There is much mystery and misinformation surrounding the origin and use of maritime distress calls. Most of the general populace believes that "SOS" signifies "Save Our Ship." Casual students of radio history are aware that the use of "SOS" was preceded by "CQD." Why were these signals adopted? When were they used?

The practical use of wireless telegraphy was made possible by Guglielmo Marconi in the closing years of the 19th century. Until then, ships at sea out of visual range were very much isolated from shore and other ships. The wireless telegraphers used Morse Code to send messages. Morse Code is a way of "tapping" out letters using a series of dots (short signals) and dashes (long signals). Spoken, short signals are referred to as "dits" and long signals are referred to as "dahs".

By 1904 there were many trans-Atlantic British ships equipped with wireless communications. The wireless operators came from the ranks of railroad and postal telegraphers. In the same year the Marconi company suggested the use of "CQD" for a distress signal. Although generally accepted to mean, "Come Quick Danger," that is not the case. It is a general call, "CQ," followed by "D," meaning distress. A strict interpretation would be "All stations, Distress."

At the second Berlin Radiotelegraphic Conference 1906, the subject of a danger signal was again addressed. Considerable discussion ensued and finally SOS was adopted. The thinking was that three dots, three dashes and three dots could not be misinterpreted.  It was to be sent together as one string.

Source:   Courtesy of Neal McEwen  from an article entitled "SOS", "CQD" and the History of Maritime Distress Calls.
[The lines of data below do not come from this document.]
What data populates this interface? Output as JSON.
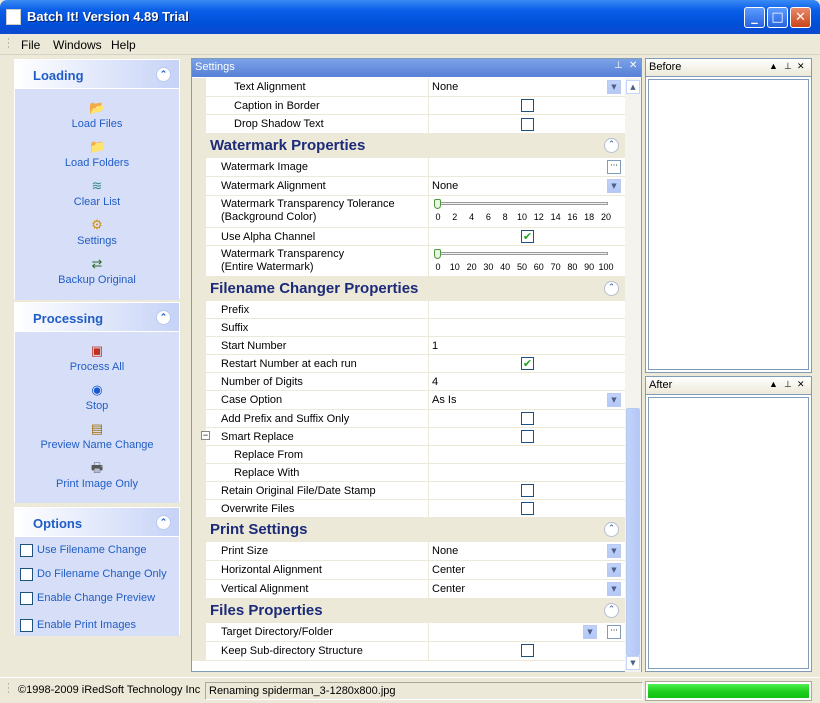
{
  "window": {
    "title": "Batch It! Version 4.89 Trial"
  },
  "menu": {
    "items": [
      "File",
      "Windows",
      "Help"
    ]
  },
  "loading": {
    "title": "Loading",
    "tasks": [
      {
        "label": "Load Files",
        "icon": "folder-open-icon"
      },
      {
        "label": "Load Folders",
        "icon": "folders-icon"
      },
      {
        "label": "Clear List",
        "icon": "clear-list-icon"
      },
      {
        "label": "Settings",
        "icon": "settings-icon"
      },
      {
        "label": "Backup Original",
        "icon": "backup-icon"
      }
    ]
  },
  "processing": {
    "title": "Processing",
    "tasks": [
      {
        "label": "Process All",
        "icon": "process-all-icon"
      },
      {
        "label": "Stop",
        "icon": "stop-icon"
      },
      {
        "label": "Preview Name Change",
        "icon": "preview-icon"
      },
      {
        "label": "Print Image Only",
        "icon": "printer-icon"
      }
    ]
  },
  "options": {
    "title": "Options",
    "items": [
      "Use Filename Change",
      "Do Filename Change Only",
      "Enable Change Preview",
      "Enable Print Images"
    ]
  },
  "settings": {
    "title": "Settings",
    "text_props": [
      {
        "name": "Text Alignment",
        "value": "None"
      },
      {
        "name": "Caption in Border",
        "checked": false
      },
      {
        "name": "Drop Shadow Text",
        "checked": false
      }
    ],
    "watermark": {
      "title": "Watermark Properties",
      "image": "Watermark Image",
      "alignment": {
        "name": "Watermark Alignment",
        "value": "None"
      },
      "tolerance": {
        "name1": "Watermark Transparency Tolerance",
        "name2": "(Background Color)",
        "value": 0,
        "ticks": [
          "0",
          "2",
          "4",
          "6",
          "8",
          "10",
          "12",
          "14",
          "16",
          "18",
          "20"
        ]
      },
      "alpha": {
        "name": "Use Alpha Channel",
        "checked": true
      },
      "transparency": {
        "name1": "Watermark Transparency",
        "name2": "(Entire Watermark)",
        "value": 0,
        "ticks": [
          "0",
          "10",
          "20",
          "30",
          "40",
          "50",
          "60",
          "70",
          "80",
          "90",
          "100"
        ]
      }
    },
    "filename": {
      "title": "Filename Changer Properties",
      "prefix": "Prefix",
      "suffix": "Suffix",
      "start_number": {
        "name": "Start Number",
        "value": "1"
      },
      "restart": {
        "name": "Restart Number at each run",
        "checked": true
      },
      "digits": {
        "name": "Number of Digits",
        "value": "4"
      },
      "case": {
        "name": "Case Option",
        "value": "As Is"
      },
      "add_prefix_suffix": {
        "name": "Add Prefix and Suffix Only",
        "checked": false
      },
      "smart_replace": {
        "name": "Smart Replace",
        "checked": false,
        "expander": "−"
      },
      "replace_from": "Replace From",
      "replace_with": "Replace With",
      "retain_stamp": {
        "name": "Retain Original File/Date Stamp",
        "checked": false
      },
      "overwrite": {
        "name": "Overwrite Files",
        "checked": false
      }
    },
    "print": {
      "title": "Print Settings",
      "size": {
        "name": "Print Size",
        "value": "None"
      },
      "halign": {
        "name": "Horizontal Alignment",
        "value": "Center"
      },
      "valign": {
        "name": "Vertical Alignment",
        "value": "Center"
      }
    },
    "files": {
      "title": "Files Properties",
      "target": {
        "name": "Target Directory/Folder",
        "value": ""
      },
      "keep_sub": {
        "name": "Keep Sub-directory Structure",
        "checked": false
      }
    }
  },
  "before": {
    "title": "Before"
  },
  "after": {
    "title": "After"
  },
  "status": {
    "copyright": "©1998-2009 iRedSoft Technology Inc",
    "message": "Renaming spiderman_3-1280x800.jpg",
    "progress": 1.0
  },
  "colors": {
    "accent": "#215dc6",
    "category_title": "#1c2a7a",
    "progress": "#20d020"
  }
}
History of Maritime Distress Calls & Titanic Disaster
A partial log of the calls for help from the Titanic as noted by other ships
and land based stations.  The Titanic's radio log book went down with the ship .

12.17 a.m.
15 April 1912
R.M.S. Titanic to Any Ship:
"CQD CQD SOS Titanic Position 41.44 N  50.24 W. Require immediate assistance. Come at once. We struck an iceberg. Sinking".
12.20 a.m.
15 April 1912
R.M.S. Titanic to R.M.S. Carpathia:
"Come at once. We have struck a berg. It's a CQD, old man. Position 41.46 N  50.14 W"
12.25 a.m.
15 April 1912
R.M.S. Carpathia to R.M.S. Titanic:
"Shall I tell my captain? Do you require assistance?"
12.26 a.m.
15 April 1912
R.M.S. Titanic to R.M.S. Carpathia:
"Yes, come quick!"
12.32 a.m.
15 April 1912
R.M.S. Carpathia to R.M.S. Titanic:
"Putting about and heading for you".
12.40 a.m.
15 April 1912
R.M.S. Titanic to R.M.S. Carpathia:
"SOS Titanic sinking by the head. We are about all down. Sinking. . ."
12:50 a.m.
15 April 1912
Titanic calls CQD and says, "I require immediate assistance. Position 41.46 N. 50.14 W." Received by 'Celtic'.
1:30 a.m.
15 April 1912
Titanic tells 'Olympic', "We are putting passengers off in small boats." "Women and children in boats, can not last much longer".
1.35 a.m.
15 April 1912
'Olympic' asks Titanic what weather she had. Titanic replies, "Clear and calm".
15 April 1912
Sometime between 2.15 a.m. and 2.25 a.m.
R.M.S. Titanic to R.M.S. Carpathia:
"SOS SOS CQD CQD Titanic. We are sinking fast. Passengers are being put into boats. Titanic."
(This is believed to have been the final wireless message sent from the Titanic.)

Bride and Phillips left the wireless room after that message, after being urged to leave their post by Captain Smith. They made their way to the Boat-Deck and began trying to help the other men in the releasing of collapsible Lifeboat B. While neither of them immediately made it onto a lifeboat, both were rescued from the sea. Bride's feet were so severely frozen he could not walk. Phillips died of hypothermia on or near collapsible lifeboat B, his body was never recovered.

The Titanic's call sign was MGY, and of the most famous radio messages in history was the CQD SOS sent from the Titanic's radio room on the night of April 15,1912. Details about the Titanic's wireless installation is available at sites listed below.


Here is an audio simulation of the distress message sent in Morse code from the Titanic radio room by radio operators Jack Phillips and Harold Bride.  The original message was sent  at 12:17 AM (ship's time) on April 15, 1912.  This only a simulation. There are no known recordings of the original transmission.   This audio clip  is recorded in .swf (shock wave format) requiring a .swf player to listen.  You can obtain a free copy of the Adobe player here.


Partial view of the Titanic's radio room.
Re-Creation of the original menu.

"CQD CQD SOS Titanic Position 41.44 N  50.24 W. Require immediate assistance. Come at once. We struck an iceberg. Sinking"